Algiers Is Mixing the Best of Gospel and Punk to Make Protest Music Everyone Needs To Hear
Soul offered a soundtrack for the civil rights movement in the '60s. Punk provided an outlet for disillusioned youth in the Reagan era. Today, it feels like a similar revolutionary spirit in the air, but we're still seeking a sound to fit our generation's pain. The fusion that Algiers is crafting may be what today's dissidents are looking for.
There's little out there that sounds anything like it. Equal parts industrial, gospel and punk, Algiers' sound on their self-titled debut album drew tremendous praise when it dropped in June. The New York Times celebrated the way the album "marries the ambient doom of those post-crash days and more recent unrest in Ferguson, Missouri, and Baltimore with a full-throated critique of the systems responsible." Stereogum called it "revolutionary music in the truest sense of the word."
Algiers' targets are wide ranging: police brutality, patriarchy and institutionalized racism, to name some. The tortured, partially electronic blend lends their lyrics a manifesto-like urgency.

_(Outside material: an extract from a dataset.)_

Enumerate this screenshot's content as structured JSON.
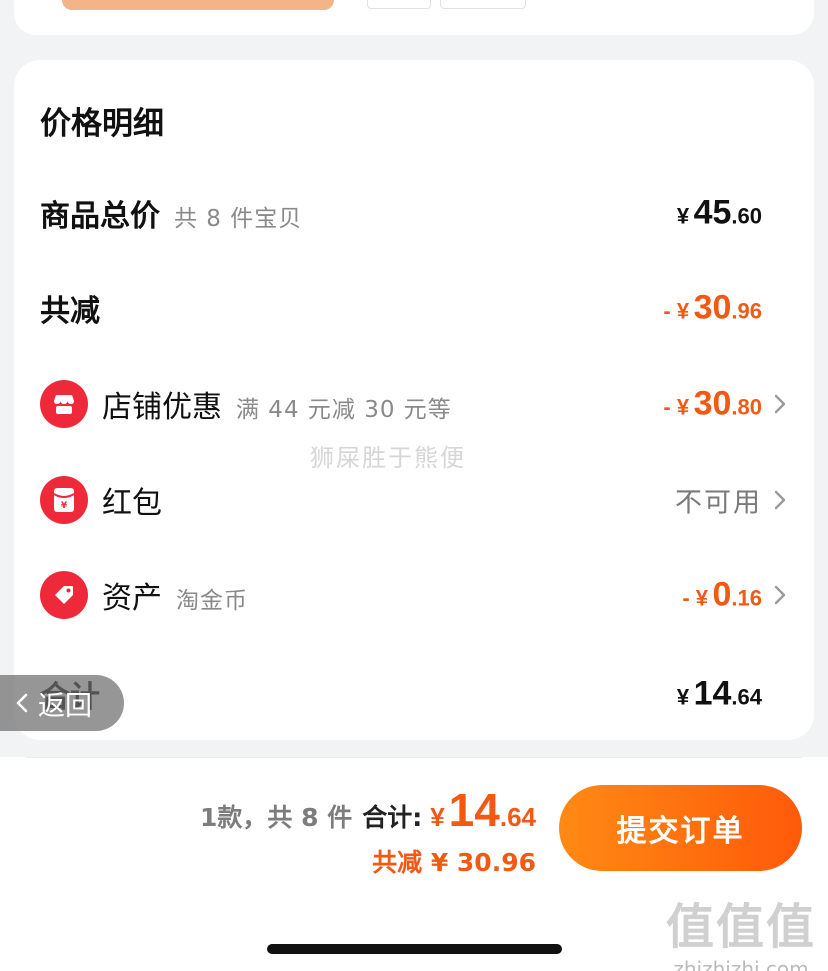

"There's an appetite around the world for music reflecting the underbelly of American society, because it's been such a hegemonic force," bassist Ryan Mahan told Mic while discussing the ongoing protests speaking to racial injustice in America. "But it's not solely focused on the American context. It's universal — like austerity, anti-colonialism, anti-capitalism — all these things are embedded in there. It's a universal conversation that people around the world want to hear."
Yet their music demands to be more than heard. It demands to be heeded.
Crafting the sound of revolution: "The idea of this band is to attempt to construct a vernacular to understand the political situation at the moment," Mahan said. "Algiers is about: Can we name the sound of dispossession? Can we understand and reflect that in music? And then can we construct an affirmative politics, pushing against this dominant rhetoric?"
They've been working to do that since 2007. Lead vocalist Franklin James Fisher, Mahan and guitarist Lee Tesche all met in Atlanta in the early 2000s. They didn't form a band until years later, when they were on opposite sides of the world.
As Fisher taught in France and Tesche and Mahan studied in London — Mahan working toward his master's degree in comparative government — the trio sent each other fragments of song ideas over the Internet. All three shared duties programming drums, which helps give the music a disorienting but productive electronic feel. Slowly but surely, they built the Algiers sound.
Almost every aspect of the band's identity points toward generating a revolutionary fervor. The members of the band constantly update their website with quotes from revolutionary figures like Malcolm X and Thomas Sankara, and musicians like Nina Simone and German avant-garde musician Blixa Bargeld.
This same defiant spirit weaves throughout their music. "They said it's not enough / Just to shoot us down / It's a sound that's systematized / It's a noise just to drown us out," Fisher sings on "Irony. Utility. Pretext." Their solution is to put fire back with music: "We'll put our faith in Afro Pop / In a decolonized context ... With our art / We'll transcend again."
Many of Algiers' calls to action deal with matters of faith, like the above. Many songs contain a high degree of religious imagery, which, in addition to the elegiac harm
onies and soul claps that round out the music's textures, helps lend the music a gospel feel.
"When you reference any sort of theological text it's so full of metaphor and symbolism, there's so much great material to draw from. Lyrically, it happens more or less naturally," Fisher said, describing how he "grew up in the church" in Georgia.
"They said it's not enough / Just to shoot us down / It's a sound that's systematized / It's a noise just to drown us out," Fisher sings on Algiers' "Irony, Utility. Pretext."
The way that Algiers uses the church's gospel and soul is completely unique. "It's so difficult to separate the political history of oppressed groups and music itself," Mahan said. A lot of popular music, he said, borrows from styles like gospel and hip-hop "without recognizing the social context from which that music comes. A lot of our music has themes of death and decay, and these themes are very important in the types of social histories we're bringing out."
The electronics add another element — "a post-industrial South" element, as Mahan phrases it — which he said represents the fundamental alienation that listeners in the age of Tumblr and Spotify will always feel listening to old, rootsy styles.
The band has thought through their music's aims with a surgical precision. They talk about their music in a highly academic style, but on wax, it contains an energy and a poetry that transcends all the discourse.
"The reason we have art in the first place is to articulate something that we can't articulate with regular communication," Fisher said. "Especially in politics where the stakes are so high, and things are so real and so serious for so many people, when you have something like music, it taps into something on an almost unconscious level that they might not be able to express otherwise."
Algiers' music aims for this subtlety. It doesn't have the blunt "Fuck the police" / "Anarchy in the U.K." disdain that other protest music has, but their melodies and poetry capture the same sentiments. They hit their marks with haunting accuracy.